> **REQUIREMENT**: How many lines of the data contain the string "Sélection"? Write the number and nothing more.

> **PROVIDED ENTRIES**:
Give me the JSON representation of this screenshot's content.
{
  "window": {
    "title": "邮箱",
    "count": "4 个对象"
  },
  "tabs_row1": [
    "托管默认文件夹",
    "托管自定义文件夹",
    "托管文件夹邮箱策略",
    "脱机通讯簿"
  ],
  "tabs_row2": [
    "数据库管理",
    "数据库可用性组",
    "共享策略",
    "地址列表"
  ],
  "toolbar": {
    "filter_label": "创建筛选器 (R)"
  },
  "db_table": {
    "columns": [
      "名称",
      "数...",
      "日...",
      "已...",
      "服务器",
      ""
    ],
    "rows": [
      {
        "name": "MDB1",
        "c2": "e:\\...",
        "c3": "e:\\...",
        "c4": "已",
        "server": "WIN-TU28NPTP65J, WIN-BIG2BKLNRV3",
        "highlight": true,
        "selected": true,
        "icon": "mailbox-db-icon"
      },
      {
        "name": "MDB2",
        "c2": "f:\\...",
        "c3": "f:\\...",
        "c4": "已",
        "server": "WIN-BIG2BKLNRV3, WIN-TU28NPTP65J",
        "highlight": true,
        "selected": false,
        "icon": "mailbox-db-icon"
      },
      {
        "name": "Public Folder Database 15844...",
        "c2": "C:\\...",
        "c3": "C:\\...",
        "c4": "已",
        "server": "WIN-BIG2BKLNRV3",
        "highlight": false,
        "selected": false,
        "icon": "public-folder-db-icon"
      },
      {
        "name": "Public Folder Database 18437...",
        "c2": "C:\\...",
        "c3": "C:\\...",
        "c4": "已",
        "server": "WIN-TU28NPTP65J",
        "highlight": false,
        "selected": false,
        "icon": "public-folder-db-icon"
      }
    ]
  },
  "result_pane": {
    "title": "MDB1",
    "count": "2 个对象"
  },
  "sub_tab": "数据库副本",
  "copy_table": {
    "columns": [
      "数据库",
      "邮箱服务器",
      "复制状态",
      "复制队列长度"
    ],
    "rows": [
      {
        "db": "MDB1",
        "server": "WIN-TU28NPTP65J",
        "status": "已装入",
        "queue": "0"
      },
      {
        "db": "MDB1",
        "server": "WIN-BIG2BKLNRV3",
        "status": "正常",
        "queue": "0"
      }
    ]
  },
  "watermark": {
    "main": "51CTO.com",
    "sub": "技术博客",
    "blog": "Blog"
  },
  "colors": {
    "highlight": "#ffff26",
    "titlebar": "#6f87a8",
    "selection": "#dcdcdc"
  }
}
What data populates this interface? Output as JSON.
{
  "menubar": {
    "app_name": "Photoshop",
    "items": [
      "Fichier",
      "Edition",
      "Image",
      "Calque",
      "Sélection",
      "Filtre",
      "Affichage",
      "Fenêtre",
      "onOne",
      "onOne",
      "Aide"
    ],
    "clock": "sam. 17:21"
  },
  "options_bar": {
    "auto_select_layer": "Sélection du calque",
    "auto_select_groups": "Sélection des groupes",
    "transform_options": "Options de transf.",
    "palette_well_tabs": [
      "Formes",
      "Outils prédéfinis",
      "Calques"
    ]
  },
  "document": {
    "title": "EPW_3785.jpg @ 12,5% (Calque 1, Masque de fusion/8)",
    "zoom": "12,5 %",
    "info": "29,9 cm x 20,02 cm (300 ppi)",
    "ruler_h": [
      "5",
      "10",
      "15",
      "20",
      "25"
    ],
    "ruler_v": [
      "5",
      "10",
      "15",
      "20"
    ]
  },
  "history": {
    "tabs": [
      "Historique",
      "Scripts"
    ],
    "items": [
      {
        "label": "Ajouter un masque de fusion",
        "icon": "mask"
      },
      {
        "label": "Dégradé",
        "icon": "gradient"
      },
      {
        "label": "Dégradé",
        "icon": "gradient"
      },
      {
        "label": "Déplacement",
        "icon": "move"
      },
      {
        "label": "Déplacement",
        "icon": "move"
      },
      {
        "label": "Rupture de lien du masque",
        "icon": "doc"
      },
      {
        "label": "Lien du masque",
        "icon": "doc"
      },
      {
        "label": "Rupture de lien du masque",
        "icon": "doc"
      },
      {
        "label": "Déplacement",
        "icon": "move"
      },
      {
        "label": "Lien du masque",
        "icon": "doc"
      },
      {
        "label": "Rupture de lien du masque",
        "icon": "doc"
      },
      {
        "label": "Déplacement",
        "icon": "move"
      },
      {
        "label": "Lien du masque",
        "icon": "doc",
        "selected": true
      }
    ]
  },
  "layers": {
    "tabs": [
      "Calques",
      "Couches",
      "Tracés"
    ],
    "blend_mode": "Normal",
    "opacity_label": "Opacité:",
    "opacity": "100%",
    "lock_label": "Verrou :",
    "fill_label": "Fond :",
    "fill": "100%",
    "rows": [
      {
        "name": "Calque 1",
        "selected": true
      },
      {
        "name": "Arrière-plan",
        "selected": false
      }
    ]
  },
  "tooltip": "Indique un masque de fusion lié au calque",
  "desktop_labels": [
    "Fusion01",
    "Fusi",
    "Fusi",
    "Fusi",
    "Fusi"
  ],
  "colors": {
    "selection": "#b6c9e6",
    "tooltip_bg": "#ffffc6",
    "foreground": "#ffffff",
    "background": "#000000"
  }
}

> **WORKED SOLUTION**: 3